For Berg, the inability to conceptualize direct action is resolved in his Judaic faith, and the religious convention of idly passing one's time in this world until she is called to the next one. I find it no small coincidence that during the late '60s and early '70s, at the precise moment he became fixated with attacking the Hippy Left, Berg was actively lecturing on religious topics at campus events, the transcripts of which were ultimately compiled and published in My Friend God. But within Roger Kaputnik's paranoia remains the fear that the Master Plan may be no more than a trick by The Man, and that a "What me worry?" outlook is not so much an exercise in blind faith as a subjugation to the material (Fig. 6).

Fig. 6

(Images copyright Mad magazine)

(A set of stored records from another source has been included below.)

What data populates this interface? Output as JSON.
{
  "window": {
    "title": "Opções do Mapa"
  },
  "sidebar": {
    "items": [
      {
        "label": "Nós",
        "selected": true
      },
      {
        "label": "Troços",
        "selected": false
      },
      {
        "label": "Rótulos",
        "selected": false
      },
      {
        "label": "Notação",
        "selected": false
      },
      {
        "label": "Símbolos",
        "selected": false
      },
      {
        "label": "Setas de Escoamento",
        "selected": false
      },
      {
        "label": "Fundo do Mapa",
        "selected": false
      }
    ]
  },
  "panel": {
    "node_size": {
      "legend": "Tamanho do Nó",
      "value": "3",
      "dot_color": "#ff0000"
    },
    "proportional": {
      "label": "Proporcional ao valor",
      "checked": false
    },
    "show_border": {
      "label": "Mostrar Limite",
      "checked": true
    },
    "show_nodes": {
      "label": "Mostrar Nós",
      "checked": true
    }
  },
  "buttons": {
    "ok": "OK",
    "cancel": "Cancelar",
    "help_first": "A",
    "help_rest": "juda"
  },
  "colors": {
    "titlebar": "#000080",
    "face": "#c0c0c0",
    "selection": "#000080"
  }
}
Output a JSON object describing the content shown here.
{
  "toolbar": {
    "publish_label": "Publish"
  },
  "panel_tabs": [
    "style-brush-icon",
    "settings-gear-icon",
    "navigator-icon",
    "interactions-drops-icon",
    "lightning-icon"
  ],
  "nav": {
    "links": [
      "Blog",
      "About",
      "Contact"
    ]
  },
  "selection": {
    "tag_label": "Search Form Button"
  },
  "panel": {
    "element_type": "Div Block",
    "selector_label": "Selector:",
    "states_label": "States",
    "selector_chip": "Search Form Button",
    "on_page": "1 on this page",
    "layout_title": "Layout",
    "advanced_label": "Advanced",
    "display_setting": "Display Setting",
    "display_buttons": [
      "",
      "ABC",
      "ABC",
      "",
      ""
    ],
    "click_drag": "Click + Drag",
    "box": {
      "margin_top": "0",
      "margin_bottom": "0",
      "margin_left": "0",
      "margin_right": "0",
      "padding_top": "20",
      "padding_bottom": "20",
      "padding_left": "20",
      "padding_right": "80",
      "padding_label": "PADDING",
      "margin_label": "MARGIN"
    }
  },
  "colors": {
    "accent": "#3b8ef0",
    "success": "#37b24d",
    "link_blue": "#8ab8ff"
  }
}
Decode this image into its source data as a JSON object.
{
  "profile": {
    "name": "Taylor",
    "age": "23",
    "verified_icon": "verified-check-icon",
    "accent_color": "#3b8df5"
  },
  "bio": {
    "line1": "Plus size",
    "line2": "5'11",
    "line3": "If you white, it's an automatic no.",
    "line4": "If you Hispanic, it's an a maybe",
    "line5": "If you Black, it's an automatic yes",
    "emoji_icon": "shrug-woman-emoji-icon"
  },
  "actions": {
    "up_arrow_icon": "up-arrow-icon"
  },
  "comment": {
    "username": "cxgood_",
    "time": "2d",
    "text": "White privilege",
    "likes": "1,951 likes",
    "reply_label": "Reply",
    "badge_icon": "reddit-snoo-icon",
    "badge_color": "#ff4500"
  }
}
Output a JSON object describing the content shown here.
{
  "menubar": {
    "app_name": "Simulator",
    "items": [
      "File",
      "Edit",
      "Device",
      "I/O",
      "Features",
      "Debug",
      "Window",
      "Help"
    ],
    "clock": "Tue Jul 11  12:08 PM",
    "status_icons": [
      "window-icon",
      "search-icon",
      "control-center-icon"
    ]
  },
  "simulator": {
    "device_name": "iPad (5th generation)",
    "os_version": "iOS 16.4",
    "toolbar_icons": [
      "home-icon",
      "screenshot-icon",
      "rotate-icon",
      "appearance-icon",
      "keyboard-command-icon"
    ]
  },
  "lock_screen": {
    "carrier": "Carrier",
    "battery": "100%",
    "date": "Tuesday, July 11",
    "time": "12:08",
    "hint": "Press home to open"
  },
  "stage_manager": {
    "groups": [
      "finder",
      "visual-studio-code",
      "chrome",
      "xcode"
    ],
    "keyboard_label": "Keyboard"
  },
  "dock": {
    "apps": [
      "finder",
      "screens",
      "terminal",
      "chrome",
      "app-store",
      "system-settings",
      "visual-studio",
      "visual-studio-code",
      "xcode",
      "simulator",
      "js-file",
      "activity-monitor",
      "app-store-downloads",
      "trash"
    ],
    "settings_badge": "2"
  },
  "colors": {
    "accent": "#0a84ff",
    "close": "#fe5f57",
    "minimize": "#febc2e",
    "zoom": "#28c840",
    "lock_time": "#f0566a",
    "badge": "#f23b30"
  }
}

Terre Thaemlitz is a producer of theory-laden computer music for such labels as Mille Plateaux (Germany), Daisyworld Discs (Japan), and his own Comatonse Recordings. He has released seven solo albums; two collaborative albums (one with Bill Laswell); numerous 12" singles; as well as remixes for the Golden Palominos, Material and Haruomi Hosono, among others. Thaemlitz' works examine the flaws in sound's contradictory cultural functions as a socializing force and a means of subjective release. In particular, Thaemlitz is concerned with drawing strategic parallels between electroacoustique audio production and anti-essentialist transgenderism. His albums are typically found in large record stores misfiled under "Pop/Rock."